JARM, AFGHANISTAN – Mother Nature unleashed her own surprise attack on war-weary Afghanistan.
A 7.5 magnitude earthquake in the Hindu Kush Mountains near Jarm, about 160 miles northeast of Kabul.
Officials have recorded nearly 200 deaths, so far. A dozen students died in Takhar province, some of them trampled during the chaos.
More than 100 of the deaths were in Pakistan.
People as far away as New Delhi, India, felt the quake.
Officials expect to see the death count rise as emergency crews go through buildings.
Ten years ago this month, on October 8, 2005, a 7.6 magnitude quake hit the Kashmir region.
About 18,000 people died, but that earthquake was shallower than the one that struck near Jarm.
This is the area where the Indian and Eurasia tectonic plates collide, creating the world’s tallest mountains and some of the most devastating earthquakes. It was in April, just six month ago, that more than 8,700 people died in the worst earthquake to hit Nepal in 80 years.
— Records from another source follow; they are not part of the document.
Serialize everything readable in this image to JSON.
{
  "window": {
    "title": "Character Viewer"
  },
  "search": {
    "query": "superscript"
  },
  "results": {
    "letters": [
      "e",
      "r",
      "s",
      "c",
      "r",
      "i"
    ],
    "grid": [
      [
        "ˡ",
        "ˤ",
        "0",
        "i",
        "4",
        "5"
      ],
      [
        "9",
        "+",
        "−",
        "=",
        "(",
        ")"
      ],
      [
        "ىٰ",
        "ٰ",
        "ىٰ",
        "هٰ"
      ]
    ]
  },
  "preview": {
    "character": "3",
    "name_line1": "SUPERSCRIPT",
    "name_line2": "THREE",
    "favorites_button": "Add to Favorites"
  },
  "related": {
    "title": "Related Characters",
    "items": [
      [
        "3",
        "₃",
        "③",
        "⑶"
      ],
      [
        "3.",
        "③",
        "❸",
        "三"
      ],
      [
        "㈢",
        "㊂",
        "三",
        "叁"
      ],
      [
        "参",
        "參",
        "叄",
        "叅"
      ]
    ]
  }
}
The quake that hit northeast Afghanistan may not be as deadly as the Nepal quake, but it shows that the region’s instability is not limited to politics.